ACTIVITY: Report all lines from the entries below in which "title" appears.

(Items from an interface collection)
··········

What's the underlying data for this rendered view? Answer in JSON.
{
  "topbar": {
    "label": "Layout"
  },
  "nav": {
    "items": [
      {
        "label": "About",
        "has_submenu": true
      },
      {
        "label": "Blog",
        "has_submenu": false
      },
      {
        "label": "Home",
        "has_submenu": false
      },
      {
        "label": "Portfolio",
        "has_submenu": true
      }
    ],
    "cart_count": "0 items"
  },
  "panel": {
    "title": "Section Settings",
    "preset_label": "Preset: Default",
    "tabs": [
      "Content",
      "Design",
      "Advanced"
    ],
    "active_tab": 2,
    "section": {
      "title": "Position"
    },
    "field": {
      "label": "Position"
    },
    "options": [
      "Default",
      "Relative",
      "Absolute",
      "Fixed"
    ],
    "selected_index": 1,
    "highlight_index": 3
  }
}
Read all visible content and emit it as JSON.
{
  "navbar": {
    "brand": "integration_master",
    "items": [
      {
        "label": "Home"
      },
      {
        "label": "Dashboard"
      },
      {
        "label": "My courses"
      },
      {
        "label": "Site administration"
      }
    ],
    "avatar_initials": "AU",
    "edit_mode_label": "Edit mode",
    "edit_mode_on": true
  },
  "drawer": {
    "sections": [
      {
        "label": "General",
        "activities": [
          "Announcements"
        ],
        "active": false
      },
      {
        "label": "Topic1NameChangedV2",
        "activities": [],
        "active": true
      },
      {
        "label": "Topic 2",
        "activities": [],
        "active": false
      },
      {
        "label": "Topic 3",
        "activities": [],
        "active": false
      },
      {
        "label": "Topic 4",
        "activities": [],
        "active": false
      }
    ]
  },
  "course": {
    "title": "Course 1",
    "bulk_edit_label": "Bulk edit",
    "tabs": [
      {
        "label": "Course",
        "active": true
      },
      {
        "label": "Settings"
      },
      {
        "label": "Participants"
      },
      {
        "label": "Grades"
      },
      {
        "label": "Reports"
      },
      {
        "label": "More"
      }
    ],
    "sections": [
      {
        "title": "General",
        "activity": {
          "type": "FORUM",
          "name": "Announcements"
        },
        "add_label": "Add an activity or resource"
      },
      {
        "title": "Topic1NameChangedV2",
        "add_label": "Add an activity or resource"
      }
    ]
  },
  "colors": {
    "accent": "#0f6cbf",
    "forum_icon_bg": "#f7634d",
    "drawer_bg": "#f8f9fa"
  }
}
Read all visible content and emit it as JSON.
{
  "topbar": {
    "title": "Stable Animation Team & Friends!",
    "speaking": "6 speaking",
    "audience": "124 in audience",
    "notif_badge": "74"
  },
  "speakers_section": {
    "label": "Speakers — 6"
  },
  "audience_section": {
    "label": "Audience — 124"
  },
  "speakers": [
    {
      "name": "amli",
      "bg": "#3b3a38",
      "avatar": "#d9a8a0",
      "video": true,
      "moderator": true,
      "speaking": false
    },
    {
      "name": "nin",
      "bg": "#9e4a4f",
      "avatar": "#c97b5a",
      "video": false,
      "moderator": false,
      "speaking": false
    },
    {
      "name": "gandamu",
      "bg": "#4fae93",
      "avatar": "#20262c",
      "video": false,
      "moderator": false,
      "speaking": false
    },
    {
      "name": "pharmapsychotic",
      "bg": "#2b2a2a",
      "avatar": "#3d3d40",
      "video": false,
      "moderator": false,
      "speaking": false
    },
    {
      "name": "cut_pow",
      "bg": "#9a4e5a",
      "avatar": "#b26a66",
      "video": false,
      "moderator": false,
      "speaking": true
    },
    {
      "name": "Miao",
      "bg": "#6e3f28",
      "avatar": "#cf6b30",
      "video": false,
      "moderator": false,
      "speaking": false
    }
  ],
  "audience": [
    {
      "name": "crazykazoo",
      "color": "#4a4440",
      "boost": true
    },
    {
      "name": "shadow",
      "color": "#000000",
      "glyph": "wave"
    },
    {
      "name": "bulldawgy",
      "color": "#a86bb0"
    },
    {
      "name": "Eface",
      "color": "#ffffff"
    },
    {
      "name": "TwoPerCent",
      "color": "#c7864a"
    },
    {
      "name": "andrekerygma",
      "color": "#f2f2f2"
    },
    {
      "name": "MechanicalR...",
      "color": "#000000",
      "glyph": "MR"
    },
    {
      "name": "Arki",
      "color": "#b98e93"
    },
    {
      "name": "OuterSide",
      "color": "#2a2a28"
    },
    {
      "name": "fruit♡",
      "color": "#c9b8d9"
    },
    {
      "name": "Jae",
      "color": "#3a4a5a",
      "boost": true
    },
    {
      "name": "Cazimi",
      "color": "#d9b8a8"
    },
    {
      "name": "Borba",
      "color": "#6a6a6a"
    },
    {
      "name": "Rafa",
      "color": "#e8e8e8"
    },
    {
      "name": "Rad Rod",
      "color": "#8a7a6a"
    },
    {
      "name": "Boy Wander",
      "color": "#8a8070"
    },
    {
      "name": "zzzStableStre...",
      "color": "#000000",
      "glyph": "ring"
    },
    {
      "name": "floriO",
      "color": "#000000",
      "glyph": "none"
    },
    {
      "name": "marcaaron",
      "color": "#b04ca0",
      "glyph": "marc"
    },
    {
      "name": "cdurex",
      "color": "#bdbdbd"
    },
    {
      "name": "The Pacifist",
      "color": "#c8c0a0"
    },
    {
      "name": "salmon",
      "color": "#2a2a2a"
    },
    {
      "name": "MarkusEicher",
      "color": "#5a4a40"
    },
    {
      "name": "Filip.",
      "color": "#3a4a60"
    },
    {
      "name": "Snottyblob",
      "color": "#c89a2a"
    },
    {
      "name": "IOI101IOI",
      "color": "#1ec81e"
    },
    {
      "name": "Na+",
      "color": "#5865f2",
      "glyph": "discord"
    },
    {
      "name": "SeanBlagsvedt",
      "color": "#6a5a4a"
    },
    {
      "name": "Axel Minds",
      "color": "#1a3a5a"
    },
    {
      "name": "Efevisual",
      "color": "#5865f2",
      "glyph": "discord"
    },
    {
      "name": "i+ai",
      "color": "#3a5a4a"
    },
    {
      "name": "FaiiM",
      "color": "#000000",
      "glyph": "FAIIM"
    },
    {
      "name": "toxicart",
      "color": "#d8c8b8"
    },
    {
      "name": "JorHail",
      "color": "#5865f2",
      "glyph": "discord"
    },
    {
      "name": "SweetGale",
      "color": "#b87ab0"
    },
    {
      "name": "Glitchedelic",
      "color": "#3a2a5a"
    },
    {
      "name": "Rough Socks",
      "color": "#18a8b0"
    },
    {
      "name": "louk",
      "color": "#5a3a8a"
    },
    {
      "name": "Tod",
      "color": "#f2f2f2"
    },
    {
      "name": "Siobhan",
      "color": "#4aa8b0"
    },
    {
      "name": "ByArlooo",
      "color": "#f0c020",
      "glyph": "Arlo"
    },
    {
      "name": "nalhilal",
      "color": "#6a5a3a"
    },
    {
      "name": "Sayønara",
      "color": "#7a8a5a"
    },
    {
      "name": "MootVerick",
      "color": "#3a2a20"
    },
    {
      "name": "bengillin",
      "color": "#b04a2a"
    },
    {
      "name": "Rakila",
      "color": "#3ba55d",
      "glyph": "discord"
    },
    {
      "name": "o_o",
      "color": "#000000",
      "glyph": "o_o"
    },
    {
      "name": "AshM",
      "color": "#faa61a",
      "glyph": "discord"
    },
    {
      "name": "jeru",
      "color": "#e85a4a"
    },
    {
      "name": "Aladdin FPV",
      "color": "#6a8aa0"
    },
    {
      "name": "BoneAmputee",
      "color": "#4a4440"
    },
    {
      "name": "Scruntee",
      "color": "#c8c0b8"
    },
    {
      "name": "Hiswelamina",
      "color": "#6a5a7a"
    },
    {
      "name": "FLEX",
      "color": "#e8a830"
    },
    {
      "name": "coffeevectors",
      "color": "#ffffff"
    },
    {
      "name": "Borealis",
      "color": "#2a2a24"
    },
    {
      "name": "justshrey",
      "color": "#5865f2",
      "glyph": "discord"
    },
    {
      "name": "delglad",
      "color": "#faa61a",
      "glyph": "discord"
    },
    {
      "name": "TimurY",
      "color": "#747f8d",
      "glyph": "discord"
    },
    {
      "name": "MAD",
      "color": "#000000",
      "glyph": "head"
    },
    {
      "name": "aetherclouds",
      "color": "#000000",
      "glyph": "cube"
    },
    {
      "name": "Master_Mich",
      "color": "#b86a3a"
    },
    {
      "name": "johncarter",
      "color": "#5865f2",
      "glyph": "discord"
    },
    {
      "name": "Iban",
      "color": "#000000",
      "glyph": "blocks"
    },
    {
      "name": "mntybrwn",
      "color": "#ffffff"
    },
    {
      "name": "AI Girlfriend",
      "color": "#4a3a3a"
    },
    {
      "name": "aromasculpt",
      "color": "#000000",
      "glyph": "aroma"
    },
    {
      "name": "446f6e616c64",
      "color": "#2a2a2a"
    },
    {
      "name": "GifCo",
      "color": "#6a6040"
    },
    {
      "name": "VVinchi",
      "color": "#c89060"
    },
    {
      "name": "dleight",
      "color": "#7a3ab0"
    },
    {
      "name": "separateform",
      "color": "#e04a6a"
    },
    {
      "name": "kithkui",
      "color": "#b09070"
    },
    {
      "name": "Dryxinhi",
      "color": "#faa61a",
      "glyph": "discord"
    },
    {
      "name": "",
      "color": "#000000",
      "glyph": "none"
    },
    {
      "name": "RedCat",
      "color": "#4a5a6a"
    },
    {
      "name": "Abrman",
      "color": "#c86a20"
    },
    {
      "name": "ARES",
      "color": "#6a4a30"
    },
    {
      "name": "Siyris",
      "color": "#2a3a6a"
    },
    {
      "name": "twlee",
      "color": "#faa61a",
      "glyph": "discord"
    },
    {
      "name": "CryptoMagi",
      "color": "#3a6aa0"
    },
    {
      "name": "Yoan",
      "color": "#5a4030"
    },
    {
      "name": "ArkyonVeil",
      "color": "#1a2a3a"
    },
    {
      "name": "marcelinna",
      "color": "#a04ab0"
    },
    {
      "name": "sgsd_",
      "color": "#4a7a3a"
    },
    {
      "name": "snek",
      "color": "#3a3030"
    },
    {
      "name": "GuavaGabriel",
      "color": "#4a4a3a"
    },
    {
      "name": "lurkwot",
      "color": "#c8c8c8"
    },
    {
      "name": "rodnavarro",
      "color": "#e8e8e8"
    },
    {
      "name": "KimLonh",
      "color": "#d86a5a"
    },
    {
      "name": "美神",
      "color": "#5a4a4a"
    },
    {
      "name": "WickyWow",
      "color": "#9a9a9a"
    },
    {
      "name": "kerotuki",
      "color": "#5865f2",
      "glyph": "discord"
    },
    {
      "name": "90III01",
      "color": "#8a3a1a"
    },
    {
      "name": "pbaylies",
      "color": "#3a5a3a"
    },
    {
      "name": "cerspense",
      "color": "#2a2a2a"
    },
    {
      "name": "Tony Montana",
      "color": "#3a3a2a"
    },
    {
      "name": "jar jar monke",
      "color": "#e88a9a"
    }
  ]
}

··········

RESPONSE:
    "title": "Section Settings",
      "title": "Position"
    "title": "Course 1",
        "title": "General",
        "title": "Topic1NameChangedV2",
    "title": "Stable Animation Team & Friends!",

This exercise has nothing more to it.